Can crop seed be sold in Indiana that contains noxious weed seed? Don Robison, Indiana seed administrator, says no. Noxious weed seed is a deal breaker. Seed containing it can’t be sold in Indiana. The Office of the Indiana State Chemist and Seed Commissioner can issue a "stop sale" order.
So if you buy crop seed, you know you’re not getting seed that might contain Palmer amaranth seed, right? Wrong! As long as the total amount of weed seed doesn’t exceed 2.5% of the total volume, that seed could be sold legally.
Wait a minute. We just said that if a seed sample contains noxious weed, it can’t be sold, right? So how could seed containing Palmer amaranth seed be sold legally? Palmer amaranth is one of the fastest-growing and most virulent, prolific, yield-choking weeds in the U.S.
Robison has the answer. Yes, Palmer amaranth is all those things. But the seed can be sold because Palmer amaranth isn’t classified as a noxious weed under Indiana’s seed law.

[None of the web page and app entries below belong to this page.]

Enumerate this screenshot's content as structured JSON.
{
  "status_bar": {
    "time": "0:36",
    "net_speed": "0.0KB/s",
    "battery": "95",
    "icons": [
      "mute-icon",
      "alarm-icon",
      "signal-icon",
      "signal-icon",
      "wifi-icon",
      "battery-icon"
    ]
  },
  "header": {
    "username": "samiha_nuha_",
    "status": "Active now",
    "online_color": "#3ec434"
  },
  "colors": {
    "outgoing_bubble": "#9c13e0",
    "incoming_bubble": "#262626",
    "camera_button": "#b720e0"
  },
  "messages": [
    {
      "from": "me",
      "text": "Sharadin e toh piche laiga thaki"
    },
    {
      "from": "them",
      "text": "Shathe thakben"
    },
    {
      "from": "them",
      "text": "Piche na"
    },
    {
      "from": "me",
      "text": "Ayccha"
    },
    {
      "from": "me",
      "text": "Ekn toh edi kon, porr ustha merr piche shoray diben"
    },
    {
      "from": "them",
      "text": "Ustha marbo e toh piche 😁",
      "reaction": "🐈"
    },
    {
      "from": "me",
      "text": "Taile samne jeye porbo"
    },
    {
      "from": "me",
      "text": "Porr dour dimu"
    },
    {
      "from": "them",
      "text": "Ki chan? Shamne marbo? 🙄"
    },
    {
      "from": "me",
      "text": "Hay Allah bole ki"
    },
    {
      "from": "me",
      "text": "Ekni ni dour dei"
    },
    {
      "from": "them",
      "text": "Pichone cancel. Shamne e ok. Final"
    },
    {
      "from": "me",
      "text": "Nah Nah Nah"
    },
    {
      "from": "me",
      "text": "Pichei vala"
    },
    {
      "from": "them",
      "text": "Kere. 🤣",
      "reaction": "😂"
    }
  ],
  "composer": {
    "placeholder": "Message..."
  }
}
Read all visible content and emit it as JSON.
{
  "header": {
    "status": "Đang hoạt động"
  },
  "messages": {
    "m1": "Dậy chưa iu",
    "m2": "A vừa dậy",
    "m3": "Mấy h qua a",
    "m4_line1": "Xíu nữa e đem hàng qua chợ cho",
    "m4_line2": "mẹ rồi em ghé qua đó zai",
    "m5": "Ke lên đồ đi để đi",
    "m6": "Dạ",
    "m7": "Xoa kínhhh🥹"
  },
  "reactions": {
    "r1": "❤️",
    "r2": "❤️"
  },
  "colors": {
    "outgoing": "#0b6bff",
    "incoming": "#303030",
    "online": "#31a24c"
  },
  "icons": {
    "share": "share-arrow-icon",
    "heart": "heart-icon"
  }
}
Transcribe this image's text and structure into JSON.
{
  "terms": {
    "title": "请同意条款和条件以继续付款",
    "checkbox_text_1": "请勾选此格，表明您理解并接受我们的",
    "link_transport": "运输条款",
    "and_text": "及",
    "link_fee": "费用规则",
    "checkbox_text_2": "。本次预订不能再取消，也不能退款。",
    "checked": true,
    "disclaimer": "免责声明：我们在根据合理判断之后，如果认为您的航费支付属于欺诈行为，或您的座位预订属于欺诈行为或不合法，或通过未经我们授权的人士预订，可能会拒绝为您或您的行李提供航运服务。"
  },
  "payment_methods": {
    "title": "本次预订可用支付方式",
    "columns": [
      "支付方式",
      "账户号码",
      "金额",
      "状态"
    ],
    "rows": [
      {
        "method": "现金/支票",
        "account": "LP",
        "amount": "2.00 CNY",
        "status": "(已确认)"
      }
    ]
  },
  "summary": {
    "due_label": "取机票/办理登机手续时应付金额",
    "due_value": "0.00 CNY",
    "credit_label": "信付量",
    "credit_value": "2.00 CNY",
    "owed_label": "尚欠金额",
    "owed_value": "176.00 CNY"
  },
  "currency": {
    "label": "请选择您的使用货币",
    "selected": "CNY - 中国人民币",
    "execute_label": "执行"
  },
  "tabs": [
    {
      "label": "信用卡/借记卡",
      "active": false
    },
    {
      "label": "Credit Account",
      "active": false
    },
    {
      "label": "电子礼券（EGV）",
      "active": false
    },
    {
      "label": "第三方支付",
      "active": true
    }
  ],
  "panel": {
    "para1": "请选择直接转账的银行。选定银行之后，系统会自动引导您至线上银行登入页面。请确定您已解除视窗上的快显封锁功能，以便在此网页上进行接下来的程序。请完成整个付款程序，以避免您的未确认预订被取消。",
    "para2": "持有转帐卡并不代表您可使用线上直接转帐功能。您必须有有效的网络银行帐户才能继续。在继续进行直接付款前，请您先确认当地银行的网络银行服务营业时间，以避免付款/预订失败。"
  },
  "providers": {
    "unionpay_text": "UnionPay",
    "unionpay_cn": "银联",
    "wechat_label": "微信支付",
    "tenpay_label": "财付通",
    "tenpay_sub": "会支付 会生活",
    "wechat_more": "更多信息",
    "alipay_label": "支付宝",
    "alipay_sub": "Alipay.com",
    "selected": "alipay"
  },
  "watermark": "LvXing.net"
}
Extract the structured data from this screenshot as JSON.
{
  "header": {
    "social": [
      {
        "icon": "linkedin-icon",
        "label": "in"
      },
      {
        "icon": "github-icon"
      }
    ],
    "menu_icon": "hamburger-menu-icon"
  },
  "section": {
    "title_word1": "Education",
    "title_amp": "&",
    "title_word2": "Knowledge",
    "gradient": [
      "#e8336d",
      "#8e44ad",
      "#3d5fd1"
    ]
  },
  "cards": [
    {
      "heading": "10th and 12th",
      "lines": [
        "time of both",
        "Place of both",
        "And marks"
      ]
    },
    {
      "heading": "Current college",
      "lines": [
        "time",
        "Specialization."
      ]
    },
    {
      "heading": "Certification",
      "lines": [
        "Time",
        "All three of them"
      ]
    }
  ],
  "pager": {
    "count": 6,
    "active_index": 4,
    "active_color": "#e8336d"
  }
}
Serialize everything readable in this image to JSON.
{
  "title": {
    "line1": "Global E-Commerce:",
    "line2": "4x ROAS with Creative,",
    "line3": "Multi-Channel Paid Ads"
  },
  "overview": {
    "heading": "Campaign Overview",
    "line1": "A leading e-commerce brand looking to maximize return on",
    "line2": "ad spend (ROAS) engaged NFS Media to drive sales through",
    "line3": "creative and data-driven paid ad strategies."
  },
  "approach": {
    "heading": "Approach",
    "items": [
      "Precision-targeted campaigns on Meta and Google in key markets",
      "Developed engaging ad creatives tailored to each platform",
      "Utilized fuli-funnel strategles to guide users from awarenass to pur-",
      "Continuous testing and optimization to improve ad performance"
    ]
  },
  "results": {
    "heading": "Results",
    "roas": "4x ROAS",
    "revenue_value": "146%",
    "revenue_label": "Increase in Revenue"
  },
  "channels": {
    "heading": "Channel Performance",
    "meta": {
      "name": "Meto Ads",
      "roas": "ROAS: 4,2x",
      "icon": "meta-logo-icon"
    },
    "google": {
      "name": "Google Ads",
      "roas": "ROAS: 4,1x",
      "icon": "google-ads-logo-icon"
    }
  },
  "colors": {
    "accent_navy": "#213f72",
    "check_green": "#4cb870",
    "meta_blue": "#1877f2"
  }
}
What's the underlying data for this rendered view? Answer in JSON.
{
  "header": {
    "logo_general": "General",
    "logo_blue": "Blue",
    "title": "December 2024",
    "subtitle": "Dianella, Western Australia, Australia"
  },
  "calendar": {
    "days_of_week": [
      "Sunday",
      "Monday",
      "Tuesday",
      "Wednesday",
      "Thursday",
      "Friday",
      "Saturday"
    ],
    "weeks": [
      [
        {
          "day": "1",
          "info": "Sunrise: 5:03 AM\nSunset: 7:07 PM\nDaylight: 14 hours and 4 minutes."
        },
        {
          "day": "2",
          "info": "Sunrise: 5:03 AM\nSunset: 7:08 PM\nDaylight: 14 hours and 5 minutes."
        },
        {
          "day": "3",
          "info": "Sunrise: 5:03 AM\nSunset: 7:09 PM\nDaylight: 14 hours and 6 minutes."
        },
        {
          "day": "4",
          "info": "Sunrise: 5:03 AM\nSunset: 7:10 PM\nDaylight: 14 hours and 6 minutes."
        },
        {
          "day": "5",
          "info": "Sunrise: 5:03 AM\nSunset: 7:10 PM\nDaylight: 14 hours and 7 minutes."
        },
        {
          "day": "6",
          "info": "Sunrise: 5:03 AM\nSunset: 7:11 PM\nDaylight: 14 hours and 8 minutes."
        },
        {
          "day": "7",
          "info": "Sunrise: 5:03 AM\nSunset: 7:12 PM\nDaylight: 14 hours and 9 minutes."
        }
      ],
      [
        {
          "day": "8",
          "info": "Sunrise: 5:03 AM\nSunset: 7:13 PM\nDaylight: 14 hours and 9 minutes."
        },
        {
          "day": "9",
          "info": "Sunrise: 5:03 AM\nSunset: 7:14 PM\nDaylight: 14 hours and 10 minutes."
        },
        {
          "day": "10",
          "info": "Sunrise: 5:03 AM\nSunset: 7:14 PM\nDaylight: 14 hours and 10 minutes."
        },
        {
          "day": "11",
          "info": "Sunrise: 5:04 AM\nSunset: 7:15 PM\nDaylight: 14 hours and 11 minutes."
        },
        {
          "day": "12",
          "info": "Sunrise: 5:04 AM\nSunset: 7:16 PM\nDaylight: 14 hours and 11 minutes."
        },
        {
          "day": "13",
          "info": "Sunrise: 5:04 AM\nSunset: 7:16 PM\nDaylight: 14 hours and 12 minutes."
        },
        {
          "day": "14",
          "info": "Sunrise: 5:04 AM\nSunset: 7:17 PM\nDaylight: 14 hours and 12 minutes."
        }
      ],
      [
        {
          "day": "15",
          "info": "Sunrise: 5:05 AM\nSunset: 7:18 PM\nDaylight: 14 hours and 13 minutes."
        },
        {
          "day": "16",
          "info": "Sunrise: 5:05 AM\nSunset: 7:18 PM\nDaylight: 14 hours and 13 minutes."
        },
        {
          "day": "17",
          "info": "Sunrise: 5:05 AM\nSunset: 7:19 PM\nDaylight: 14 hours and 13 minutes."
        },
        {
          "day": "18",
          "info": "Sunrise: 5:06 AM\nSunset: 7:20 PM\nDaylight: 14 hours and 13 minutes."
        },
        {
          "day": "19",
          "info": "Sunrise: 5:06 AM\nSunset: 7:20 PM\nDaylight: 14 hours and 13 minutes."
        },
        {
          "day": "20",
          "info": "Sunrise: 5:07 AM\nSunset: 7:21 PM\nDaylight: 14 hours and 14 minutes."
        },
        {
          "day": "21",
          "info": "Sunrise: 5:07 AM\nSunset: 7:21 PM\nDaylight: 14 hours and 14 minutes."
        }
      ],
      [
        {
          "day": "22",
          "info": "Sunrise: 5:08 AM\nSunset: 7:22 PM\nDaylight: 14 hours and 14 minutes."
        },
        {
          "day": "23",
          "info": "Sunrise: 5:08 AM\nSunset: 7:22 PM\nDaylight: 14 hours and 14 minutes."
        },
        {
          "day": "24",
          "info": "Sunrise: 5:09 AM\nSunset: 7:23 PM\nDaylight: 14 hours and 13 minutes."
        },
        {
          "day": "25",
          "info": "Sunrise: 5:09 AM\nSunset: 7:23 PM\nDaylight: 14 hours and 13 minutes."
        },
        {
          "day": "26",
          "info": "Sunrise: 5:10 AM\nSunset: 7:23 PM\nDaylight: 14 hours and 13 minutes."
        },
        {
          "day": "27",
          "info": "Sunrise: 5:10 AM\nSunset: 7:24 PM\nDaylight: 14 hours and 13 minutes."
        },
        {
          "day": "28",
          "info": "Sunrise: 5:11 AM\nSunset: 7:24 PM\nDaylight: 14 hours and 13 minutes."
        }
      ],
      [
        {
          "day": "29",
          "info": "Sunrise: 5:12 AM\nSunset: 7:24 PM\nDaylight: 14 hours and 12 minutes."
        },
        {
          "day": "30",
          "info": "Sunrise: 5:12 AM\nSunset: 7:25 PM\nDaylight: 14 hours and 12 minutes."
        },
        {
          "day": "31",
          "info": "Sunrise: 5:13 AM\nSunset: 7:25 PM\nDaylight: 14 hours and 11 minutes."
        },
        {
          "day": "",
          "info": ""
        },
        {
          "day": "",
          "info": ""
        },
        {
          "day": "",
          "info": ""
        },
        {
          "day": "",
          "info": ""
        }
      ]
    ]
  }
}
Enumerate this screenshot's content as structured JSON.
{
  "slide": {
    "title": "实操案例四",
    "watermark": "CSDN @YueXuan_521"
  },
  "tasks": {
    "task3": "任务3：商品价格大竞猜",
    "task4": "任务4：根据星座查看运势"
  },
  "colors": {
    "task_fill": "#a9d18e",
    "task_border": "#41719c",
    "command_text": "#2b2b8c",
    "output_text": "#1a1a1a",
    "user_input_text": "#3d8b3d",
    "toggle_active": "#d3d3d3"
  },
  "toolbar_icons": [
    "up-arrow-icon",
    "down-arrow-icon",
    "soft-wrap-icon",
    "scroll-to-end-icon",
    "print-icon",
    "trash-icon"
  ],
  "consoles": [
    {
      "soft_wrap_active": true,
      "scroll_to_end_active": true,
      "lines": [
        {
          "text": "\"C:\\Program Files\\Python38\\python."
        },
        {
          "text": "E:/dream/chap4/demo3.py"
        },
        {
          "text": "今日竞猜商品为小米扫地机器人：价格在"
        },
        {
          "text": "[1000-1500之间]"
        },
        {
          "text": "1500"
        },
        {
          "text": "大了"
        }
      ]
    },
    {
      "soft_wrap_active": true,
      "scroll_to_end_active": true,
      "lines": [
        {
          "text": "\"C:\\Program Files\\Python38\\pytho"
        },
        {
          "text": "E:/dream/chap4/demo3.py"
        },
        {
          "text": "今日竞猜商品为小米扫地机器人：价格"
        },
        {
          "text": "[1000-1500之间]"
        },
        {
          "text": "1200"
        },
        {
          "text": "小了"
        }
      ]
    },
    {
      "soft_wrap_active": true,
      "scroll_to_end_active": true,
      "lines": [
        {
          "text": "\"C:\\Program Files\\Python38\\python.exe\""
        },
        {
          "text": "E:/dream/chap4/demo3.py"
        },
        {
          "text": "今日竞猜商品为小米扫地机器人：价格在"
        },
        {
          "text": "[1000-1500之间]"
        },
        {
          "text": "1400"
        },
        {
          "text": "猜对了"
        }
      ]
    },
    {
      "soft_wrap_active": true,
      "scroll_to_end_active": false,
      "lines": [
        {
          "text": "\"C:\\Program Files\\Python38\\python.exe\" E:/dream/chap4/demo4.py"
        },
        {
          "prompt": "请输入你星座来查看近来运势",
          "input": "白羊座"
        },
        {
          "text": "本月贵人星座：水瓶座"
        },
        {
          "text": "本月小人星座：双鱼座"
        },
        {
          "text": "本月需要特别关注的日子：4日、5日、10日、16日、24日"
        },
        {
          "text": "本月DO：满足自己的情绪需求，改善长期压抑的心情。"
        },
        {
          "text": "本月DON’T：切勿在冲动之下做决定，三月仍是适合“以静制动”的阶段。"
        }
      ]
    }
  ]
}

Say what? That’s right. And that’s not all. Three other weeds that arguably do the most damage to yield potential today aren’t classified as noxious, either. They are marestail, waterhemp and glyphosate-resistant giant ragweed.
A bag of seed can contain any or all of these weed seeds, and unless the total percentage of weed seed exceeds the 2.5% limit, Robison is powerless to stop sale of the seed.
Time for change
The list of noxious weeds included in the state seed law was established in 1955, Robison says. Dwight Eisenhower was president. Neil Armstrong wasn’t even an astronaut yet. A John Deere 60 was a modern tractor. Canada thistle was added in 1983. Otherwise, the list hasn’t changed in more than 60 years.
Some of the weeds on the list are virtually no longer problems in Indiana. Agriculture has changed, but the list of noxious weeds hasn’t kept pace.
Robison is attempting to change the rule about noxious weeds within the seed law to include today’s tough weeds. He’s already initiated the process, but changing a rule is not as easy as just applying common sense and making a few phone calls.
In fact, there’s actually a temporary freeze on rulemaking changes within state government. Even if things begin rolling again soon, Robison says it could be late this year, at the earliest, before a new rule naming today’s worst weeds as noxious weeds goes into effect.
How big of a deal is this needed change? Odds are that until you read this story, you assumed Palmer amaranth and marestail were noxious weeds in Indiana. Until Robison brought it to our attention, we thought so, too!
It’s high time to call these weeds what they are — noxious — and give the state seed administrator the power to do what needs to be done to stop the sale of crop seed containing any of these weeds. In our opinion, bureaucrats should step aside and let this rule change go through quickly.
Some things just make sense. This is one of those things!